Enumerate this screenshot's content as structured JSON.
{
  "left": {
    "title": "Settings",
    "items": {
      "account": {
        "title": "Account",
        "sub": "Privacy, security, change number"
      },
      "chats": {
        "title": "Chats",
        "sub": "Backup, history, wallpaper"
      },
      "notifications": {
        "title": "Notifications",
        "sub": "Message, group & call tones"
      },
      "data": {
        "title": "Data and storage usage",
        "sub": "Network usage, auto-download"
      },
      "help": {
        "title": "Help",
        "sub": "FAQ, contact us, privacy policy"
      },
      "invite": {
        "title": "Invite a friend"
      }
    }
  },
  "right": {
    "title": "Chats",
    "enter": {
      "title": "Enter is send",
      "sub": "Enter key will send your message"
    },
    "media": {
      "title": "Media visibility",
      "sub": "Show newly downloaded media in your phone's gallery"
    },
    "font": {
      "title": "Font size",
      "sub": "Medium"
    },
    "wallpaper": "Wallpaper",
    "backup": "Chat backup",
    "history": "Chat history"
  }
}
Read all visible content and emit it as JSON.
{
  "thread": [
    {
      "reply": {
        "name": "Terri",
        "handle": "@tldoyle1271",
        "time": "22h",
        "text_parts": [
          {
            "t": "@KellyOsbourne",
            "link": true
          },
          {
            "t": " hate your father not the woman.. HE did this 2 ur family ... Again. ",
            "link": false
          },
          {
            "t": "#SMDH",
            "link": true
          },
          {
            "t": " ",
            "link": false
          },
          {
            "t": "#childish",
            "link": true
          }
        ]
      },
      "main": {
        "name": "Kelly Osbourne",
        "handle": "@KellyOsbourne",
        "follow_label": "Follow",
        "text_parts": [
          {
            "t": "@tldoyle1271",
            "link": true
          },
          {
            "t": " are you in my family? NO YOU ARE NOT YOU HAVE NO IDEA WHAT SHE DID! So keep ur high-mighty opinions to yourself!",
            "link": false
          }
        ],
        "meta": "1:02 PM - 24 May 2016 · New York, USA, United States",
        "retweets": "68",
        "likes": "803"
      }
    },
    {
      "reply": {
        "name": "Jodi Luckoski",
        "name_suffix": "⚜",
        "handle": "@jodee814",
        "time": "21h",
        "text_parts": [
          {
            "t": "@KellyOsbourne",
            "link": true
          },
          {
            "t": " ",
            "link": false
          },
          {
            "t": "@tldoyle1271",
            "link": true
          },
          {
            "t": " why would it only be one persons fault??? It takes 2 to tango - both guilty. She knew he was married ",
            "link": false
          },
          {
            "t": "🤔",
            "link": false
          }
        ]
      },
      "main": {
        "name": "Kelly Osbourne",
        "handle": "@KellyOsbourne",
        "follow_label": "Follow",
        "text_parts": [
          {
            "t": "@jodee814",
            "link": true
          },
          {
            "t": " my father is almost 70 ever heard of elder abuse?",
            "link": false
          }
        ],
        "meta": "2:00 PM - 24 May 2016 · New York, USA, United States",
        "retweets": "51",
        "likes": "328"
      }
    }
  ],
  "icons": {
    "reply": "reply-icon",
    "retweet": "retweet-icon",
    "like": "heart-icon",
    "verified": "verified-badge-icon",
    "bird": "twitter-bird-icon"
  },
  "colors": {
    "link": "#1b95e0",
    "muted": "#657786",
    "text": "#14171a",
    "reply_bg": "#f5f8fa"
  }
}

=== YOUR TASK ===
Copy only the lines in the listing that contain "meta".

=== REPLY ===
        "meta": "1:02 PM - 24 May 2016 · New York, USA, United States",
        "meta": "2:00 PM - 24 May 2016 · New York, USA, United States",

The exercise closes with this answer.